2. They Have Their Own Lingo
Two words: The Zone. if you know, you know.
3. Celebrity Fans
Over the course of its ten year history, This Feeling has drawn in some of the biggest names in music. Miles Kane, Jake Bugg, Carl Barat, Kasabian and Liam and Noel Gallagher have all appeared at shows, with the latter even giving This Feeling a shoutout during his headline slot at Y Not festival this year. Football hero and indie music fan Peter Crouch regularly makes appearances, turning up at Leeds with wife Abbey Clancy to support her brother's band, JUDAS, whilst This Is England stars such as Thomas Turgoose and Vicky McClure also show their faces.
4. Their Bands Love A Good Crowd Invasion

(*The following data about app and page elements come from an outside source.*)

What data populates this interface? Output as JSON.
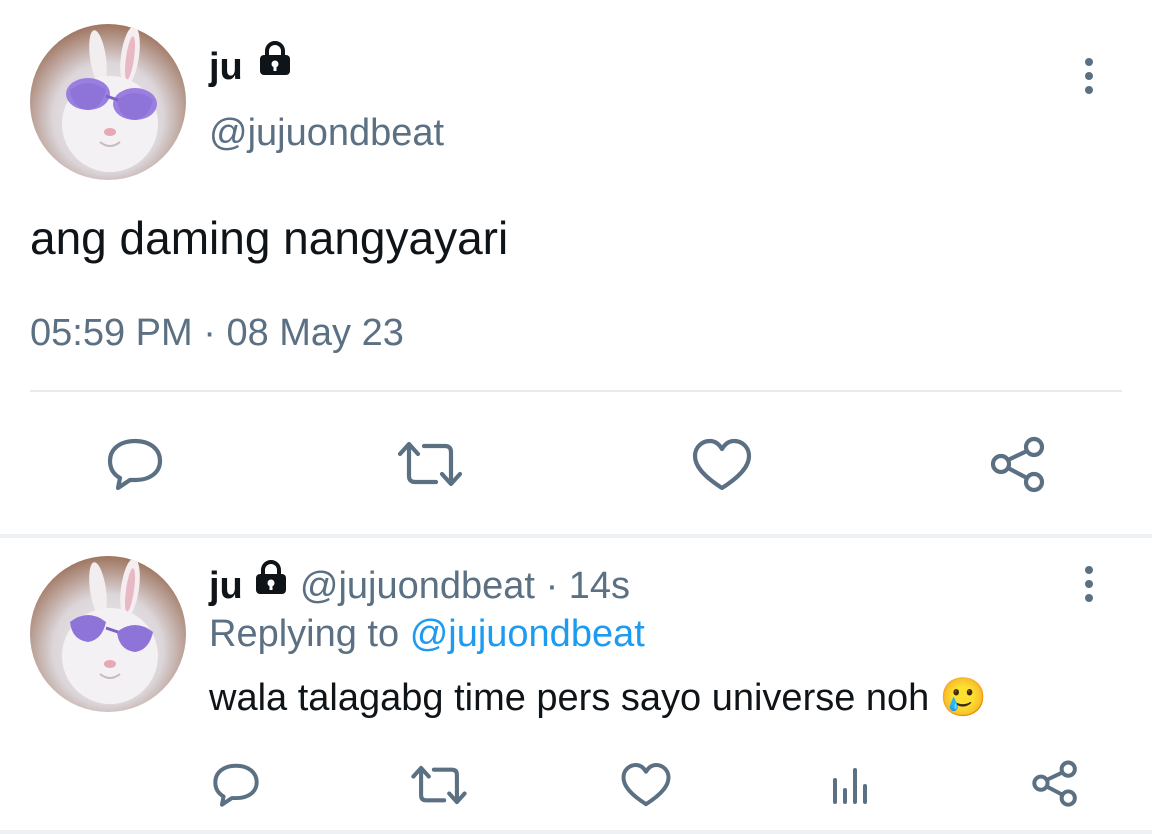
{
  "main_tweet": {
    "display_name": "ju",
    "handle": "@jujuondbeat",
    "text": "ang daming nangyayari",
    "time": "05:59 PM",
    "separator": "·",
    "date": "08 May 23",
    "actions": [
      "reply-icon",
      "retweet-icon",
      "like-icon",
      "share-icon"
    ]
  },
  "reply_tweet": {
    "display_name": "ju",
    "handle": "@jujuondbeat",
    "separator": "·",
    "age": "14s",
    "replying_prefix": "Replying to",
    "replying_to": "@jujuondbeat",
    "text": "wala talagabg time pers sayo universe noh",
    "emoji": "🥲",
    "actions": [
      "reply-icon",
      "retweet-icon",
      "like-icon",
      "analytics-icon",
      "share-icon"
    ]
  },
  "colors": {
    "text": "#0f1419",
    "secondary": "#5b7083",
    "link": "#1d9bf0",
    "divider": "#e6ecf0"
  }
}
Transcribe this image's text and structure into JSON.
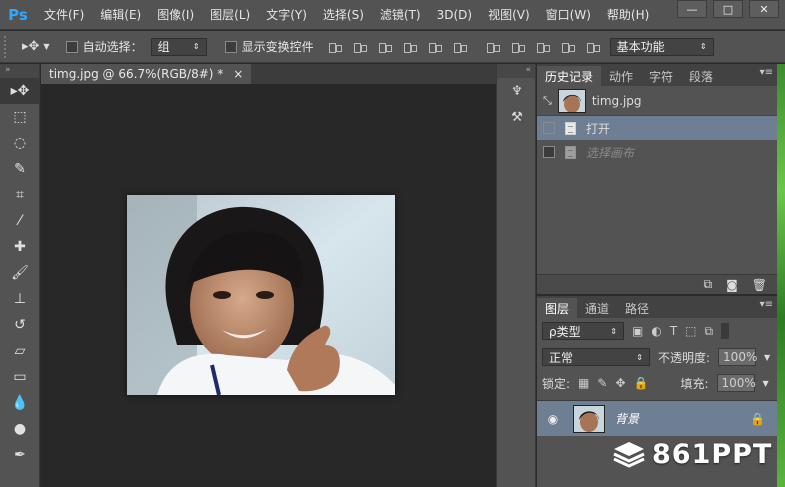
{
  "app": {
    "logo": "Ps",
    "menu": [
      "文件(F)",
      "编辑(E)",
      "图像(I)",
      "图层(L)",
      "文字(Y)",
      "选择(S)",
      "滤镜(T)",
      "3D(D)",
      "视图(V)",
      "窗口(W)",
      "帮助(H)"
    ],
    "window_controls": [
      "—",
      "□",
      "✕"
    ]
  },
  "options": {
    "auto_select_label": "自动选择：",
    "auto_select_value": "组",
    "show_transform_label": "显示变换控件",
    "workspace": "基本功能"
  },
  "document": {
    "tab_title": "timg.jpg @ 66.7%(RGB/8#) *",
    "close": "×"
  },
  "history": {
    "tabs": [
      "历史记录",
      "动作",
      "字符",
      "段落"
    ],
    "snapshot_name": "timg.jpg",
    "items": [
      "打开",
      "选择画布"
    ]
  },
  "layers": {
    "tabs": [
      "图层",
      "通道",
      "路径"
    ],
    "filter_type": "ρ类型",
    "blend_mode": "正常",
    "opacity_label": "不透明度:",
    "opacity_value": "100%",
    "lock_label": "锁定:",
    "fill_label": "填充:",
    "fill_value": "100%",
    "layer_name": "背景"
  },
  "watermark": {
    "text": "861PPT"
  },
  "colors": {
    "accent": "#31a8ff",
    "selection": "#6f7f93",
    "panel": "#535353"
  }
}
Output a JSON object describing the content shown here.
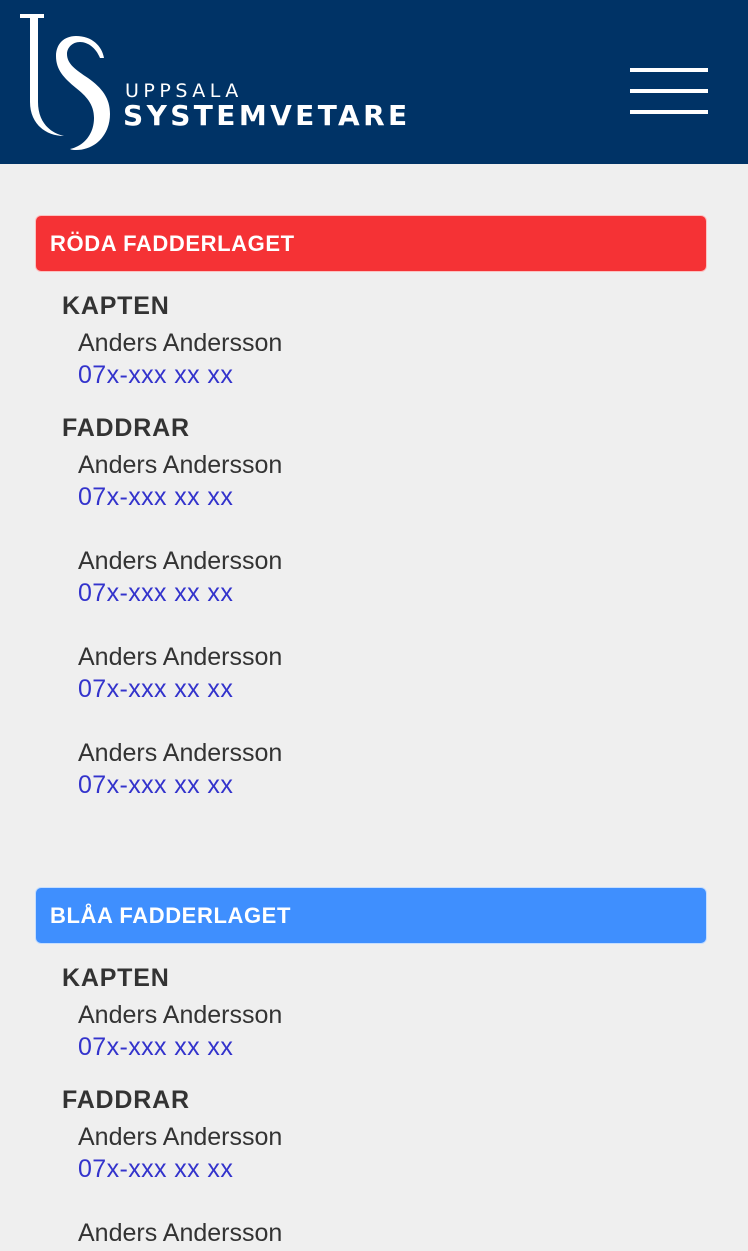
{
  "header": {
    "logo_small": "UPPSALA",
    "logo_big": "SYSTEMVETARE",
    "menu_icon": "hamburger-menu-icon",
    "background_color": "#003366"
  },
  "teams": [
    {
      "title": "RÖDA FADDERLAGET",
      "color": "#f53235",
      "captain_label": "KAPTEN",
      "captain": {
        "name": "Anders Andersson",
        "phone": "07x-xxx xx xx"
      },
      "sponsors_label": "FADDRAR",
      "sponsors": [
        {
          "name": "Anders Andersson",
          "phone": "07x-xxx xx xx"
        },
        {
          "name": "Anders Andersson",
          "phone": "07x-xxx xx xx"
        },
        {
          "name": "Anders Andersson",
          "phone": "07x-xxx xx xx"
        },
        {
          "name": "Anders Andersson",
          "phone": "07x-xxx xx xx"
        }
      ]
    },
    {
      "title": "BLÅA FADDERLAGET",
      "color": "#3f8ffe",
      "captain_label": "KAPTEN",
      "captain": {
        "name": "Anders Andersson",
        "phone": "07x-xxx xx xx"
      },
      "sponsors_label": "FADDRAR",
      "sponsors": [
        {
          "name": "Anders Andersson",
          "phone": "07x-xxx xx xx"
        },
        {
          "name": "Anders Andersson"
        }
      ]
    }
  ],
  "colors": {
    "link": "#3333cc",
    "text": "#333333",
    "page_background": "#efefef"
  }
}
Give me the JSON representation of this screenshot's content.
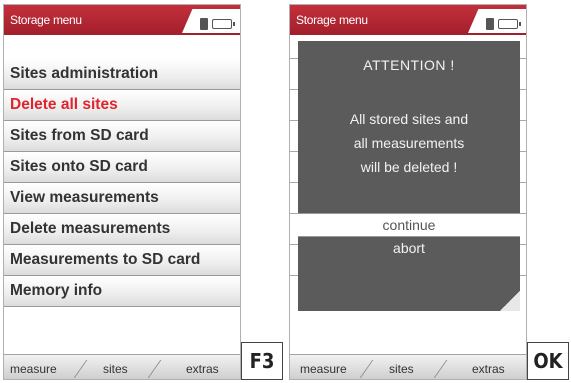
{
  "left_screen": {
    "title": "Storage menu",
    "menu_items": [
      {
        "label": "Sites administration"
      },
      {
        "label": "Delete all sites"
      },
      {
        "label": "Sites from SD card"
      },
      {
        "label": "Sites onto SD card"
      },
      {
        "label": "View measurements"
      },
      {
        "label": "Delete measurements"
      },
      {
        "label": "Measurements to SD card"
      },
      {
        "label": "Memory info"
      }
    ],
    "active_item": "Delete all sites",
    "softkeys": {
      "measure": "measure",
      "sites": "sites",
      "extras": "extras"
    }
  },
  "right_screen": {
    "title": "Storage menu",
    "dialog": {
      "title": "ATTENTION !",
      "message_lines": [
        "All stored sites and",
        "all measurements",
        "will be deleted !"
      ],
      "options": [
        {
          "label": "continue",
          "selected": true
        },
        {
          "label": "abort",
          "selected": false
        }
      ]
    },
    "softkeys": {
      "measure": "measure",
      "sites": "sites",
      "extras": "extras"
    }
  },
  "function_keys": {
    "left": "F3",
    "right": "OK"
  },
  "colors": {
    "title_bar": "#b52633",
    "active_text": "#e0242c",
    "dialog_bg": "#5b5b5b"
  },
  "icons": [
    "plug-icon",
    "battery-icon"
  ]
}
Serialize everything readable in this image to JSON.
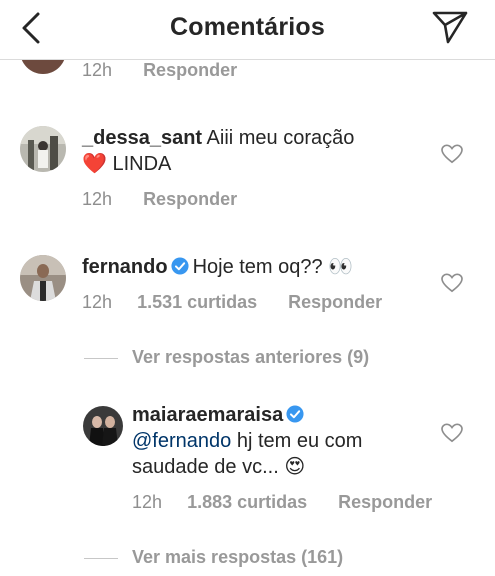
{
  "header": {
    "title": "Comentários"
  },
  "comments": [
    {
      "time": "12h",
      "reply": "Responder"
    },
    {
      "username": "_dessa_sant",
      "text": "Aiii meu coração",
      "text2": "LINDA",
      "emoji": "❤️",
      "time": "12h",
      "reply": "Responder"
    },
    {
      "username": "fernando",
      "verified": true,
      "text": "Hoje tem oq??",
      "emoji": "👀",
      "time": "12h",
      "likes": "1.531 curtidas",
      "reply": "Responder"
    }
  ],
  "thread": {
    "previous_replies": "Ver respostas anteriores (9)",
    "more_replies": "Ver mais respostas (161)"
  },
  "reply": {
    "username": "maiaraemaraisa",
    "verified": true,
    "mention": "@fernando",
    "text": " hj tem eu com",
    "text2": "saudade de vc...",
    "emoji": "😍",
    "time": "12h",
    "likes": "1.883 curtidas",
    "reply": "Responder"
  },
  "colors": {
    "text": "#262626",
    "secondary": "#8e8e8e",
    "verified": "#3897f0",
    "mention": "#003569",
    "divider": "#dbdbdb"
  }
}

Manchester scoundrels Cabbage always break the barrier between stage and crowd, Strange Bones won't finish a set unless they've jumped in guitar first, Hello Operator and White Room aren't strangers to crowd surfing and The Blinders were the latest new band to consort with the audience at Leeds, jumping into the mix to project their heavy surf-psych, looking and sounding like the early Wytches.
5. Their Bands Have Each Other's Backs
Perhaps the most heartfelt aspect to This Feeling is the support with which the bands give each other. They cheer each other on, big each other up, mosh to each other's sets and generally dish out compliments and goodwill backstage like it's the League of Nations.
6. They Represent Different Bands, Cultures and Backgrounds From All Over The UK
Why should bands have to disperse to London in order for their band to be successful? We all know that London isn't the place of dreams anymore and generating music from different cities gives so much more character to bands, setting them apart from the rest. This Feeling allows bands from various cities to build their fanbase at home and develop a buzz in their city before touring around the UK. The Strawberries, Dantevilles and Cupids represent the charisma of Manchester, Paves and Sisteray are as dynamic as London itself, Bang Bang Romeo and Liberty Ship are proud Sheffield acolytes and the unruly charm of the West Midlands is best showcased by The Assist, April and for pure showstopping voices, Broken Witt Rebels.
7. There's A Place For Everyone
There's no room for seclusion at This Feeling, which means anyone can join the cavalry. Photographers, DJs, journalists, event organizers, PRs, stage crew, sound technicians and more are greeted with open arms. As we all know, it takes more than just bands to put on a show and every individual behind the scenes is appreciated and celebrated with more than just a few glasses of Jack Daniels.